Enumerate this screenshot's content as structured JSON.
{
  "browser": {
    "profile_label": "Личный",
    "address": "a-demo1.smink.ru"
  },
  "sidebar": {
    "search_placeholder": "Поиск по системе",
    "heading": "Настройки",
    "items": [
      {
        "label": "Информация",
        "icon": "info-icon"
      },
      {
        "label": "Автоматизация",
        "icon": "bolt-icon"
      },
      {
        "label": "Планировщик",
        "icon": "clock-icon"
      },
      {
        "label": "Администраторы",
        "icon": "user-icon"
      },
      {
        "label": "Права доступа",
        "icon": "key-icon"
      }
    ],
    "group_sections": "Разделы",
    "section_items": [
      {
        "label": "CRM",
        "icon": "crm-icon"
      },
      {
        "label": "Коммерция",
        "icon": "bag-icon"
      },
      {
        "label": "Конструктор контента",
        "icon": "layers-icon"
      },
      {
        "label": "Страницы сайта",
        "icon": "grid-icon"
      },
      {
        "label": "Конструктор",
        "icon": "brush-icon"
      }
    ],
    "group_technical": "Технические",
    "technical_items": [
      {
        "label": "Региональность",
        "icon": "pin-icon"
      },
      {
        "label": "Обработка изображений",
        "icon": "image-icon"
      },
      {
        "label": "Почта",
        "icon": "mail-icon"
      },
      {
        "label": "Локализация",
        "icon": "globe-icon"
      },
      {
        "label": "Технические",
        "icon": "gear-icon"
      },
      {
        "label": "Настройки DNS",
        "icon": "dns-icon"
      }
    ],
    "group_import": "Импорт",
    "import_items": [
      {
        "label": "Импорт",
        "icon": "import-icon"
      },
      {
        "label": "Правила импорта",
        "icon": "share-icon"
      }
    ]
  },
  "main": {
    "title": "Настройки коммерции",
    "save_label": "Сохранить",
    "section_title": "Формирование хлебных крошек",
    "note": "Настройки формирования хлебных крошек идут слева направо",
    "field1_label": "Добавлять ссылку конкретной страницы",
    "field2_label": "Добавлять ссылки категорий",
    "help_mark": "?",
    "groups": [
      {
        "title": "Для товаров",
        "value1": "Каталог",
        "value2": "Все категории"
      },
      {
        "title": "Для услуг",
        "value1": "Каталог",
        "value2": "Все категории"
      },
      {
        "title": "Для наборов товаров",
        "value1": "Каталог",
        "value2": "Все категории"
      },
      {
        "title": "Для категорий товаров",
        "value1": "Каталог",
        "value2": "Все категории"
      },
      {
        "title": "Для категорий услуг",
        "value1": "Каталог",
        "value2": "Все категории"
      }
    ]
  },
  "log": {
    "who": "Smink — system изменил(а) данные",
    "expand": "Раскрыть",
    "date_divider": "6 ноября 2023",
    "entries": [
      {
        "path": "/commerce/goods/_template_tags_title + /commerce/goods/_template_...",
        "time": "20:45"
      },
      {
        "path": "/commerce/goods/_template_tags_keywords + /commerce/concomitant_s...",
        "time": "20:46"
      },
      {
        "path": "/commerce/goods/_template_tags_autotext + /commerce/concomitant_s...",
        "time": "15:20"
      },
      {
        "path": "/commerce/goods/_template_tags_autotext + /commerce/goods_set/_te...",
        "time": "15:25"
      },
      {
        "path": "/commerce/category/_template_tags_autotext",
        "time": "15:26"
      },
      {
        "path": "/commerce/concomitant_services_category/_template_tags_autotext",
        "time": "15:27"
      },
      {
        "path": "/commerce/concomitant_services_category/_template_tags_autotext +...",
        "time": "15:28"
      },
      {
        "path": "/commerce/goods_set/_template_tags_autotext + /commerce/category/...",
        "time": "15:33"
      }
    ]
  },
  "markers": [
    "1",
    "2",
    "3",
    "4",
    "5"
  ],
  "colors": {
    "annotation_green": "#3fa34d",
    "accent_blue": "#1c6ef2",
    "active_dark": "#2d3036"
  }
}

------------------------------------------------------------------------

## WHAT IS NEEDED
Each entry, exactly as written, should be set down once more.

## EXPECTED ANSWER
Enumerate this screenshot's content as structured JSON.
{
  "browser": {
    "profile_label": "Личный",
    "address": "a-demo1.smink.ru"
  },
  "sidebar": {
    "search_placeholder": "Поиск по системе",
    "heading": "Настройки",
    "items": [
      {
        "label": "Информация",
        "icon": "info-icon"
      },
      {
        "label": "Автоматизация",
        "icon": "bolt-icon"
      },
      {
        "label": "Планировщик",
        "icon": "clock-icon"
      },
      {
        "label": "Администраторы",
        "icon": "user-icon"
      },
      {
        "label": "Права доступа",
        "icon": "key-icon"
      }
    ],
    "group_sections": "Разделы",
    "section_items": [
      {
        "label": "CRM",
        "icon": "crm-icon"
      },
      {
        "label": "Коммерция",
        "icon": "bag-icon"
      },
      {
        "label": "Конструктор контента",
        "icon": "layers-icon"
      },
      {
        "label": "Страницы сайта",
        "icon": "grid-icon"
      },
      {
        "label": "Конструктор",
        "icon": "brush-icon"
      }
    ],
    "group_technical": "Технические",
    "technical_items": [
      {
        "label": "Региональность",
        "icon": "pin-icon"
      },
      {
        "label": "Обработка изображений",
        "icon": "image-icon"
      },
      {
        "label": "Почта",
        "icon": "mail-icon"
      },
      {
        "label": "Локализация",
        "icon": "globe-icon"
      },
      {
        "label": "Технические",
        "icon": "gear-icon"
      },
      {
        "label": "Настройки DNS",
        "icon": "dns-icon"
      }
    ],
    "group_import": "Импорт",
    "import_items": [
      {
        "label": "Импорт",
        "icon": "import-icon"
      },
      {
        "label": "Правила импорта",
        "icon": "share-icon"
      }
    ]
  },
  "main": {
    "title": "Настройки коммерции",
    "save_label": "Сохранить",
    "section_title": "Формирование хлебных крошек",
    "note": "Настройки формирования хлебных крошек идут слева направо",
    "field1_label": "Добавлять ссылку конкретной страницы",
    "field2_label": "Добавлять ссылки категорий",
    "help_mark": "?",
    "groups": [
      {
        "title": "Для товаров",
        "value1": "Каталог",
        "value2": "Все категории"
      },
      {
        "title": "Для услуг",
        "value1": "Каталог",
        "value2": "Все категории"
      },
      {
        "title": "Для наборов товаров",
        "value1": "Каталог",
        "value2": "Все категории"
      },
      {
        "title": "Для категорий товаров",
        "value1": "Каталог",
        "value2": "Все категории"
      },
      {
        "title": "Для категорий услуг",
        "value1": "Каталог",
        "value2": "Все категории"
      }
    ]
  },
  "log": {
    "who": "Smink — system изменил(а) данные",
    "expand": "Раскрыть",
    "date_divider": "6 ноября 2023",
    "entries": [
      {
        "path": "/commerce/goods/_template_tags_title + /commerce/goods/_template_...",
        "time": "20:45"
      },
      {
        "path": "/commerce/goods/_template_tags_keywords + /commerce/concomitant_s...",
        "time": "20:46"
      },
      {
        "path": "/commerce/goods/_template_tags_autotext + /commerce/concomitant_s...",
        "time": "15:20"
      },
      {
        "path": "/commerce/goods/_template_tags_autotext + /commerce/goods_set/_te...",
        "time": "15:25"
      },
      {
        "path": "/commerce/category/_template_tags_autotext",
        "time": "15:26"
      },
      {
        "path": "/commerce/concomitant_services_category/_template_tags_autotext",
        "time": "15:27"
      },
      {
        "path": "/commerce/concomitant_services_category/_template_tags_autotext +...",
        "time": "15:28"
      },
      {
        "path": "/commerce/goods_set/_template_tags_autotext + /commerce/category/...",
        "time": "15:33"
      }
    ]
  },
  "markers": [
    "1",
    "2",
    "3",
    "4",
    "5"
  ],
  "colors": {
    "annotation_green": "#3fa34d",
    "accent_blue": "#1c6ef2",
    "active_dark": "#2d3036"
  }
}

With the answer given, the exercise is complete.